### Instructions for the task
Which lines of the entries below hold the word "icon"? Report each of them.

Items from an interface collection
*** Block opens ***

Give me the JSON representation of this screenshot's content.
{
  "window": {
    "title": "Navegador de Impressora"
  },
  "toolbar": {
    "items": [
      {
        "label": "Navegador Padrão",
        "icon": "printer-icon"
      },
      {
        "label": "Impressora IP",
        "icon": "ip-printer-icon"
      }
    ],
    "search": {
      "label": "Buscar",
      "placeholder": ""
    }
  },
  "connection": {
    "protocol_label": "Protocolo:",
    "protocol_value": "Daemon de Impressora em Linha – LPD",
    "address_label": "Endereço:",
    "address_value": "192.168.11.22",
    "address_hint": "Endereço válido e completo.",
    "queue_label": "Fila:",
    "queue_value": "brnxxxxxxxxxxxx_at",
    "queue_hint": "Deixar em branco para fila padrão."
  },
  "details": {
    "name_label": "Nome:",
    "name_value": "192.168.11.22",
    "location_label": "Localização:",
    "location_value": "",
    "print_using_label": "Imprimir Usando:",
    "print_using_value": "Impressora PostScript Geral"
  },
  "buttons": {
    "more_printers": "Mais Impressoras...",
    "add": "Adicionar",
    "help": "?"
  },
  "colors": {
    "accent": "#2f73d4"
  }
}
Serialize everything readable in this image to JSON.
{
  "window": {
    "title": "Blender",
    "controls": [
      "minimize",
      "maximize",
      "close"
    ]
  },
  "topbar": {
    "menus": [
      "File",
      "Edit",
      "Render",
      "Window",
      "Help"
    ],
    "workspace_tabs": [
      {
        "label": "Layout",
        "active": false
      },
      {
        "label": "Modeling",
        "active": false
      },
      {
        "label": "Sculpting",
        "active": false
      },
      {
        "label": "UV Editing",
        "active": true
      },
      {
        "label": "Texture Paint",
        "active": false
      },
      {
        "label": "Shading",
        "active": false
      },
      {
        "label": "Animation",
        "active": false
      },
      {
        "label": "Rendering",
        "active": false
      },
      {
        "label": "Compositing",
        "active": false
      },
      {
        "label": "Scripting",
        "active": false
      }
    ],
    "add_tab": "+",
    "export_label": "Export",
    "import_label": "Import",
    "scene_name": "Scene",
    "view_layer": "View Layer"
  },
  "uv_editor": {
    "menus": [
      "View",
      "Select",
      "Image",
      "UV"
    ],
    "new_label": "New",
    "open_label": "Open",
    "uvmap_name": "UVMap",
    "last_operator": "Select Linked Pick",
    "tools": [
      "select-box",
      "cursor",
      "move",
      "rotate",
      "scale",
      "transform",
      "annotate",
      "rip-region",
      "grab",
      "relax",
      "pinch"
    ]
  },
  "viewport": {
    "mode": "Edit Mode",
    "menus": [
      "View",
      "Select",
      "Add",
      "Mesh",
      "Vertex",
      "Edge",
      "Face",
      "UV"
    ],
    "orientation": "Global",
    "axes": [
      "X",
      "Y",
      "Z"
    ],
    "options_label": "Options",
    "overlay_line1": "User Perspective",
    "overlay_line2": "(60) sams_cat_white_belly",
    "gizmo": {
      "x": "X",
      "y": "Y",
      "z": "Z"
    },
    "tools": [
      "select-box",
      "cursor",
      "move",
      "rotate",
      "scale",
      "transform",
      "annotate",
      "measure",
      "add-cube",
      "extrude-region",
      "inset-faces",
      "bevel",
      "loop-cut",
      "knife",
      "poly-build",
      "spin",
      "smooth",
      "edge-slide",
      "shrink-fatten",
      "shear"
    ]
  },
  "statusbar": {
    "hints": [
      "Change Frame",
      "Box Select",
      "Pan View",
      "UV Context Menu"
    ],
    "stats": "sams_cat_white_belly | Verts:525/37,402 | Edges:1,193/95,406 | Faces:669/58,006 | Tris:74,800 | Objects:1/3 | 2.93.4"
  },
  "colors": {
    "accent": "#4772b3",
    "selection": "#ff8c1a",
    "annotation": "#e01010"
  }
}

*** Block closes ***

### Output
        "icon": "printer-icon"
        "icon": "ip-printer-icon"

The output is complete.